Records from a data source
━━━━━━━━━━━━━━━━━━━━━━━━━━━━━━

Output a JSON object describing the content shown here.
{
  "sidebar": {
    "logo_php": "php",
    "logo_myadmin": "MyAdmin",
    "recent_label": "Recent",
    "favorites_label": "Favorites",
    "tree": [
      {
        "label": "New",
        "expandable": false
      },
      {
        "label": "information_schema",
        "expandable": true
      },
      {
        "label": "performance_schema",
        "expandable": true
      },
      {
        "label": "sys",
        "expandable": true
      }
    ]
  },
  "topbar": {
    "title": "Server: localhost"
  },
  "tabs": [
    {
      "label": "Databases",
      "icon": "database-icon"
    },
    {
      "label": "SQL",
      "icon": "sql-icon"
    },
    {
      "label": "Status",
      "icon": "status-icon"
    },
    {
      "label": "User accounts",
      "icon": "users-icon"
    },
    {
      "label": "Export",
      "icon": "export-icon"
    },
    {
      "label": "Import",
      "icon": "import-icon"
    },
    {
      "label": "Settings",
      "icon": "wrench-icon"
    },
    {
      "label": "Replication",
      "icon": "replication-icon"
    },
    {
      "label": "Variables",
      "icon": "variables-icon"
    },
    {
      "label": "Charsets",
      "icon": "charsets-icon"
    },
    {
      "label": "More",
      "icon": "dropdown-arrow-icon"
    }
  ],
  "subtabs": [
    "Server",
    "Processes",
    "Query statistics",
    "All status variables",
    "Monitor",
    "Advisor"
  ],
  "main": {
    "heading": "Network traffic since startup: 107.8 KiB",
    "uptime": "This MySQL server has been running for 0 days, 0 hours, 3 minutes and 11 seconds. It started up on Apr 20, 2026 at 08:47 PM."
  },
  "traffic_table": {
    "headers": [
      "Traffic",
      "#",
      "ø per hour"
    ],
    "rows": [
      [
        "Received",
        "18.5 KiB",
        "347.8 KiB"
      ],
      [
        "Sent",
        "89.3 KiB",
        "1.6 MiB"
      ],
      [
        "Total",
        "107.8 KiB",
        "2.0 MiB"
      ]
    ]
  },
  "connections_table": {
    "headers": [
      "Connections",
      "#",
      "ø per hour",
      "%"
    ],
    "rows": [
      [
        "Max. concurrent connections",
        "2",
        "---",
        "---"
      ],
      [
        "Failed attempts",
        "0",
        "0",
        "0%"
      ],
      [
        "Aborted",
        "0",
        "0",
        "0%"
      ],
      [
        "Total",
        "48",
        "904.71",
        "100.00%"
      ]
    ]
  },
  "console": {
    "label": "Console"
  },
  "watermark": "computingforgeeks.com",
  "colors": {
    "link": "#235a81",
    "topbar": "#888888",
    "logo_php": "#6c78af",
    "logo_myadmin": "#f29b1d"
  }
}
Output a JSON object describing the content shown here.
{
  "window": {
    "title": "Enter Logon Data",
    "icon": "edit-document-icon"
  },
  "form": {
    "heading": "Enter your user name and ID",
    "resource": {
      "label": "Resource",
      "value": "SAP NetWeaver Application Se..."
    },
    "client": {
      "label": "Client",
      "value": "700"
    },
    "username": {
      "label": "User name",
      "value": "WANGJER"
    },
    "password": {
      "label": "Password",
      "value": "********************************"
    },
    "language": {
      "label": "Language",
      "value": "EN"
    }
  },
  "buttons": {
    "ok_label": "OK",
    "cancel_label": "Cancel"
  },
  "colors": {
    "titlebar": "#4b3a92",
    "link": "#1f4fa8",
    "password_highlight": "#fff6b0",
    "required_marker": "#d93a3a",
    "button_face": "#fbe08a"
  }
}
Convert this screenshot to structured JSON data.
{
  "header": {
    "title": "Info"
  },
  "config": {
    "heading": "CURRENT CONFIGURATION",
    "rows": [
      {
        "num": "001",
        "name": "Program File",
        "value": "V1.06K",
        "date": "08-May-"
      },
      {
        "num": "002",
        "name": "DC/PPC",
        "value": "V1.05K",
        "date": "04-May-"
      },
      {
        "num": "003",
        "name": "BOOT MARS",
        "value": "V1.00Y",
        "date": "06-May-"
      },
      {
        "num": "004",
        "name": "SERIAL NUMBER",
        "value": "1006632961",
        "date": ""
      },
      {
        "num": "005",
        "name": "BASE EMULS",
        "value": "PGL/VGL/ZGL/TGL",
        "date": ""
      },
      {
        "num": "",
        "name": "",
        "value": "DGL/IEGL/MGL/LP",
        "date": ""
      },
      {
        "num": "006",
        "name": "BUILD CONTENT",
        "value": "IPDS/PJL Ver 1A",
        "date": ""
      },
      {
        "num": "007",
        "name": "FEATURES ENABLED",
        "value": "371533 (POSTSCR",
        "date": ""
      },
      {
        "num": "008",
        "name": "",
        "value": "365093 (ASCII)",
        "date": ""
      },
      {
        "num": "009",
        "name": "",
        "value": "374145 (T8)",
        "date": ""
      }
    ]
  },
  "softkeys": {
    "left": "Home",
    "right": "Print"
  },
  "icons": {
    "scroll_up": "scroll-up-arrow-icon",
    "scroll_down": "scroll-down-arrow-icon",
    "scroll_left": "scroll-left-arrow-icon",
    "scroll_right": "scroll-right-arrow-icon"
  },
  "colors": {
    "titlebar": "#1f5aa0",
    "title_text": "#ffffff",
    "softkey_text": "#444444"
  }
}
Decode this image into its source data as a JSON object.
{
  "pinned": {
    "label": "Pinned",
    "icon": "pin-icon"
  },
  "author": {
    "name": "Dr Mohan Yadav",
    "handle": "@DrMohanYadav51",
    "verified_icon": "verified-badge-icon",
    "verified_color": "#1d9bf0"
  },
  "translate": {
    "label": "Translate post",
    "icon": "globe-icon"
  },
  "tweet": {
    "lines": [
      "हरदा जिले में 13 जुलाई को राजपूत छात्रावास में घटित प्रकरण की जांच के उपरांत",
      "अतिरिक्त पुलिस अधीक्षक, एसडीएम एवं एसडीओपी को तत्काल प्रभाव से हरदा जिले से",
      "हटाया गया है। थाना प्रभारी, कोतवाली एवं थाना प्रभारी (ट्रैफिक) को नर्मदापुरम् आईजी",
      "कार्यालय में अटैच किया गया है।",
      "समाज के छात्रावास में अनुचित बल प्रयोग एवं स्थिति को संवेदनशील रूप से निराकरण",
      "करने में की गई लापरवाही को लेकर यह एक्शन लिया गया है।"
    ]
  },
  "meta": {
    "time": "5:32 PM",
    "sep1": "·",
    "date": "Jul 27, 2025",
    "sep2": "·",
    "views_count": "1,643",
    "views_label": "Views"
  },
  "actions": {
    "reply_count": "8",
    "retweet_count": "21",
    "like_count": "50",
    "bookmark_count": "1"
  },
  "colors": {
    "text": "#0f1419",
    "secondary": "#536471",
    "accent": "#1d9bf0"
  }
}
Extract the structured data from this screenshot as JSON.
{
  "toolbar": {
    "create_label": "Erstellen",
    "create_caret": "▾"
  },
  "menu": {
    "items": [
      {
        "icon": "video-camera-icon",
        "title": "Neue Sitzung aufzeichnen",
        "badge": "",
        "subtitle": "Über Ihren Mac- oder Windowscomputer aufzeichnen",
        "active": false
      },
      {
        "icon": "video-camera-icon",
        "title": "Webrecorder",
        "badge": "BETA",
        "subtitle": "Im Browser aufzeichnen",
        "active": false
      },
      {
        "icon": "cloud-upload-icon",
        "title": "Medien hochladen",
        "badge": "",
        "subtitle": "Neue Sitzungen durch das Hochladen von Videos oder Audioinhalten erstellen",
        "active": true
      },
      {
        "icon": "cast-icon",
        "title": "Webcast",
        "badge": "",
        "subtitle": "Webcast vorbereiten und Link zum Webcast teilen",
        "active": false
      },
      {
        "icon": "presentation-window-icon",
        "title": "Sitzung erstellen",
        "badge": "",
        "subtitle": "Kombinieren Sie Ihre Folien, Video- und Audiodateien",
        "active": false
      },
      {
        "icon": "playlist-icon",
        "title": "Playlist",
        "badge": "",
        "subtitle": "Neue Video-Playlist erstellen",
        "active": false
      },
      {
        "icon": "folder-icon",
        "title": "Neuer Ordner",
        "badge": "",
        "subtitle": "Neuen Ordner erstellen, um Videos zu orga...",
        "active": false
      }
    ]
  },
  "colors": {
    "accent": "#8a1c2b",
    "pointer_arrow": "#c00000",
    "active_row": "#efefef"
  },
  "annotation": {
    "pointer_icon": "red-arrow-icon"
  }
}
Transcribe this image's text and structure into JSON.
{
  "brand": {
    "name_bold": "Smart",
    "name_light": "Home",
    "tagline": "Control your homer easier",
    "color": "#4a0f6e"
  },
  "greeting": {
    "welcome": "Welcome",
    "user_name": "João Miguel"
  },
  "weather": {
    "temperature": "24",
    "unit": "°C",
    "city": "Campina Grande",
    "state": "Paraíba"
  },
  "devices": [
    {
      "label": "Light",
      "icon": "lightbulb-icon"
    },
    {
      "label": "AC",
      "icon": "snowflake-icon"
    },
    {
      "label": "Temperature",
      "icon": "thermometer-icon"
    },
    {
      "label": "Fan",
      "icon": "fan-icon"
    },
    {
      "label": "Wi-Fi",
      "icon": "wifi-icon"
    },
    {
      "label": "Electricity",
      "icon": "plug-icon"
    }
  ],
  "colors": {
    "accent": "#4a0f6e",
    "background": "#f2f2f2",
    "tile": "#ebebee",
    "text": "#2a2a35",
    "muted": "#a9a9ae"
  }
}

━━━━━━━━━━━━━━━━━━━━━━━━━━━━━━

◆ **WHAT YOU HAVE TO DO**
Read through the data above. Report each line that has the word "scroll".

◆ **RESPONSE AREA**
    "scroll_up": "scroll-up-arrow-icon",
    "scroll_down": "scroll-down-arrow-icon",
    "scroll_left": "scroll-left-arrow-icon",
    "scroll_right": "scroll-right-arrow-icon"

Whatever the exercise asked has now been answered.